> [EXCERPTED DATA]
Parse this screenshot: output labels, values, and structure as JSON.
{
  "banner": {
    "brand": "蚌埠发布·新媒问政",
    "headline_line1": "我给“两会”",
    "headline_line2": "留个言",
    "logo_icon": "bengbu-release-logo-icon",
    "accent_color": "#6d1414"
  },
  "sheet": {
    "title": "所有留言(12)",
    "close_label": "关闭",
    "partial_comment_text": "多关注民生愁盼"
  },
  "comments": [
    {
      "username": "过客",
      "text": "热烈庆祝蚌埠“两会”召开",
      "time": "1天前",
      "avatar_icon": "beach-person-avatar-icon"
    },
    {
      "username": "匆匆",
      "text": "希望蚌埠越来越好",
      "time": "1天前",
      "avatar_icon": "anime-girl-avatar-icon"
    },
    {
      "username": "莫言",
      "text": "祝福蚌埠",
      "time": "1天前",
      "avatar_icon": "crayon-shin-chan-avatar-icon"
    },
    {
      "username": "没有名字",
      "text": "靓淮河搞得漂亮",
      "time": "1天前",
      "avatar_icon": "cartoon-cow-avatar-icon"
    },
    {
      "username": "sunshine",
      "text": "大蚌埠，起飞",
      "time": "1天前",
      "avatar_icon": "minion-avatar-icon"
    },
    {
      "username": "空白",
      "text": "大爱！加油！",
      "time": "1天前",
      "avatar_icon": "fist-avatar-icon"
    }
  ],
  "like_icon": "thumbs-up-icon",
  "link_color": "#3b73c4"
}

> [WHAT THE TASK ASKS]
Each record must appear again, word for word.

> [RESULT OF THE EXERCISE]
Parse this screenshot: output labels, values, and structure as JSON.
{
  "banner": {
    "brand": "蚌埠发布·新媒问政",
    "headline_line1": "我给“两会”",
    "headline_line2": "留个言",
    "logo_icon": "bengbu-release-logo-icon",
    "accent_color": "#6d1414"
  },
  "sheet": {
    "title": "所有留言(12)",
    "close_label": "关闭",
    "partial_comment_text": "多关注民生愁盼"
  },
  "comments": [
    {
      "username": "过客",
      "text": "热烈庆祝蚌埠“两会”召开",
      "time": "1天前",
      "avatar_icon": "beach-person-avatar-icon"
    },
    {
      "username": "匆匆",
      "text": "希望蚌埠越来越好",
      "time": "1天前",
      "avatar_icon": "anime-girl-avatar-icon"
    },
    {
      "username": "莫言",
      "text": "祝福蚌埠",
      "time": "1天前",
      "avatar_icon": "crayon-shin-chan-avatar-icon"
    },
    {
      "username": "没有名字",
      "text": "靓淮河搞得漂亮",
      "time": "1天前",
      "avatar_icon": "cartoon-cow-avatar-icon"
    },
    {
      "username": "sunshine",
      "text": "大蚌埠，起飞",
      "time": "1天前",
      "avatar_icon": "minion-avatar-icon"
    },
    {
      "username": "空白",
      "text": "大爱！加油！",
      "time": "1天前",
      "avatar_icon": "fist-avatar-icon"
    }
  ],
  "like_icon": "thumbs-up-icon",
  "link_color": "#3b73c4"
}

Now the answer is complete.